Moments ago the BEA reported the latest, November, data on Personal Income and Spending. For the second month in a row, Income, which rose a modest 0.2%, missed expectations of a 0.5% rise for the month, even as Personal Spending rose by 0.5% - driven by a 2.2% increase in spending on Durable Goods while Non-durable expenditures were unchanged on the month, in line with expectations. As a result, the US consumers dug even deeper into their meager savings, and in November the savings rate dropped once more, sliding from 4.5% to 4.2%, the lowest since January 2013, after hitting a high of 5.2% in September on "government shutdown uncertainty."

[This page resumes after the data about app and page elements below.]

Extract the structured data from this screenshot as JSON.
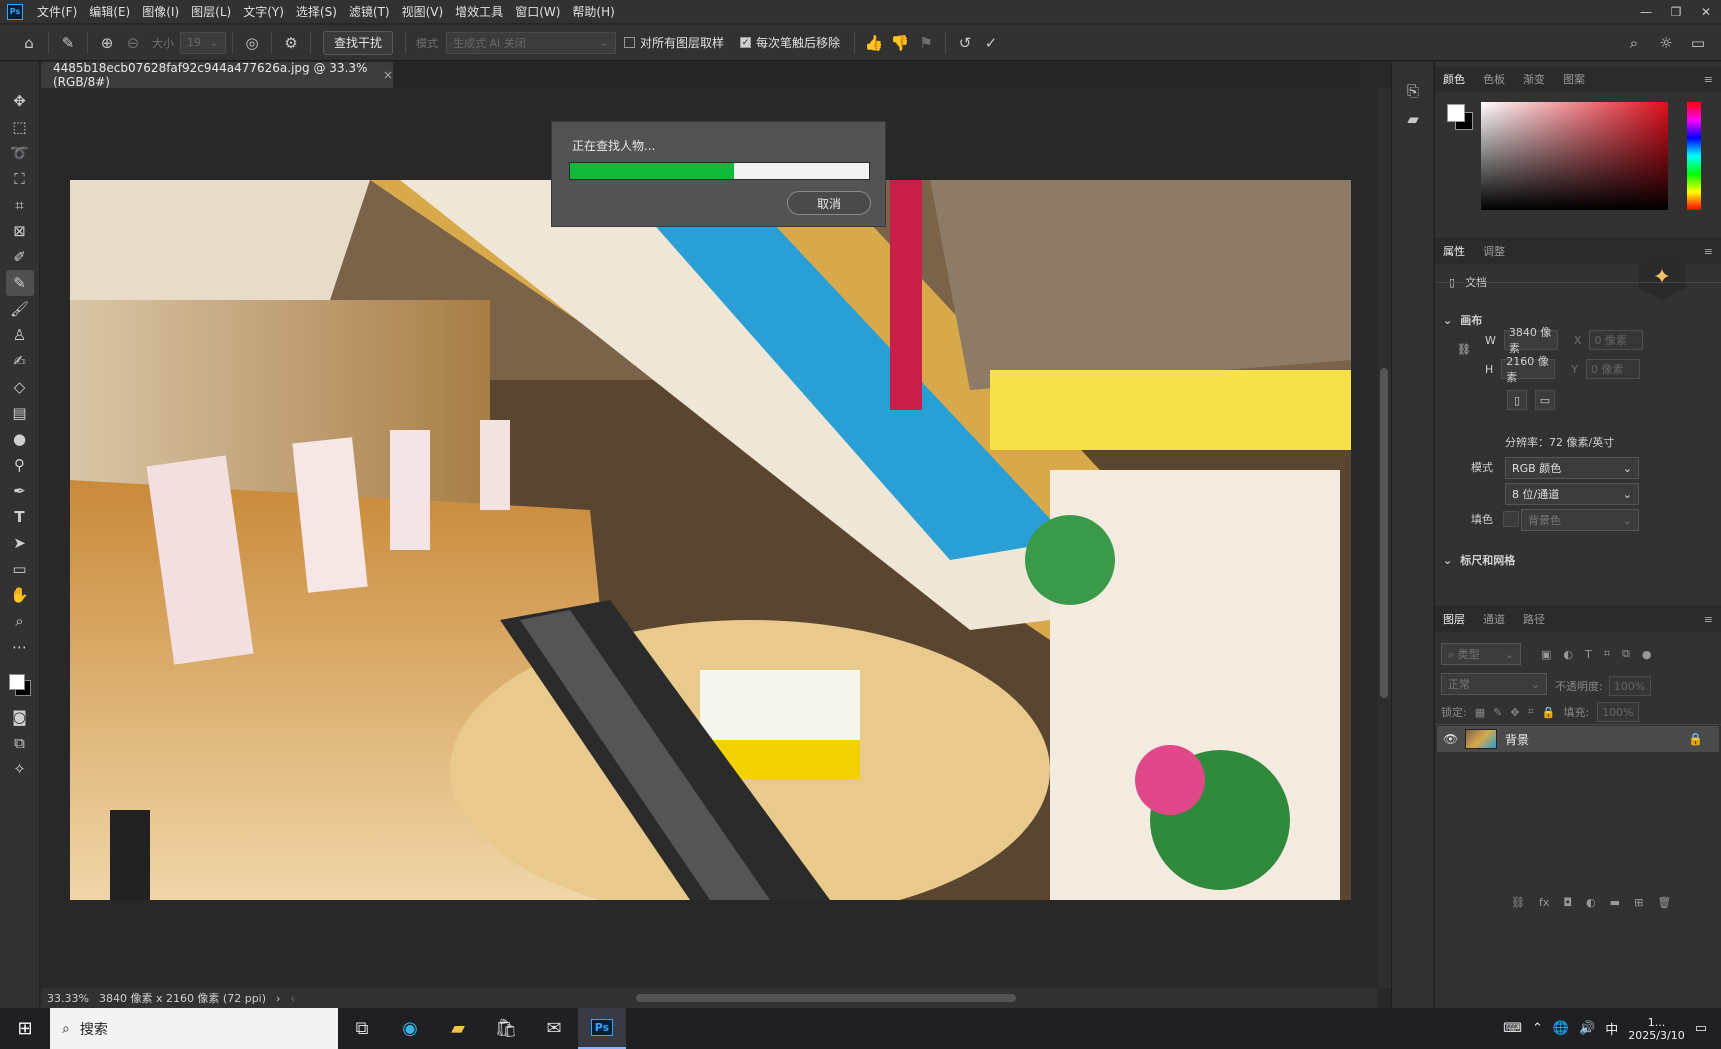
{
  "app": {
    "logo": "Ps"
  },
  "menu": [
    "文件(F)",
    "编辑(E)",
    "图像(I)",
    "图层(L)",
    "文字(Y)",
    "选择(S)",
    "滤镜(T)",
    "视图(V)",
    "增效工具",
    "窗口(W)",
    "帮助(H)"
  ],
  "window_controls": {
    "minimize": "—",
    "restore": "❐",
    "close": "✕"
  },
  "options": {
    "size_label": "大小",
    "size_value": "19",
    "find_button": "查找干扰",
    "mode_label": "模式",
    "mode_value": "生成式 AI 关闭",
    "sample_all_layers": {
      "label": "对所有图层取样",
      "checked": false
    },
    "remove_after_stroke": {
      "label": "每次笔触后移除",
      "checked": true
    }
  },
  "document": {
    "tab_title": "4485b18ecb07628faf92c944a477626a.jpg @ 33.3%(RGB/8#)",
    "close": "×"
  },
  "progress_dialog": {
    "title": "正在查找人物...",
    "progress_percent": 55,
    "cancel_label": "取消"
  },
  "status": {
    "zoom": "33.33%",
    "info": "3840 像素 x 2160 像素 (72 ppi)"
  },
  "color_panel": {
    "tabs": [
      "颜色",
      "色板",
      "渐变",
      "图案"
    ],
    "active_tab": "颜色",
    "foreground": "#ffffff",
    "background": "#000000",
    "hue_color": "#e0101e"
  },
  "properties_panel": {
    "tabs": [
      "属性",
      "调整"
    ],
    "active_tab": "属性",
    "doc_label": "文档",
    "canvas_section": "画布",
    "w_label": "W",
    "w_value": "3840 像素",
    "h_label": "H",
    "h_value": "2160 像素",
    "x_label": "X",
    "x_value": "0 像素",
    "y_label": "Y",
    "y_value": "0 像素",
    "resolution": "分辨率：72 像素/英寸",
    "mode_label": "模式",
    "mode_value": "RGB 颜色",
    "depth_value": "8 位/通道",
    "fill_label": "填色",
    "fill_value": "背景色",
    "rulers_section": "标尺和网格"
  },
  "layers_panel": {
    "tabs": [
      "图层",
      "通道",
      "路径"
    ],
    "active_tab": "图层",
    "filter_label": "类型",
    "blend_mode": "正常",
    "opacity_label": "不透明度:",
    "opacity_value": "100%",
    "lock_label": "锁定:",
    "fill_label": "填充:",
    "fill_value": "100%",
    "layers": [
      {
        "name": "背景",
        "visible": true,
        "locked": true
      }
    ]
  },
  "taskbar": {
    "search_placeholder": "搜索",
    "ime": "中",
    "date": "2025/3/10",
    "time": "1..."
  }
}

But perhaps most important, is that Real Disposable Income rose by just 0.1% in November, following a -0.2% drop the prior month. As a result, and as the chart below shows, the annual growth in Real Disposable Income has once again resumed its downward trajectory, and at the current pace of declines, it will likely turn negative as soon as next month.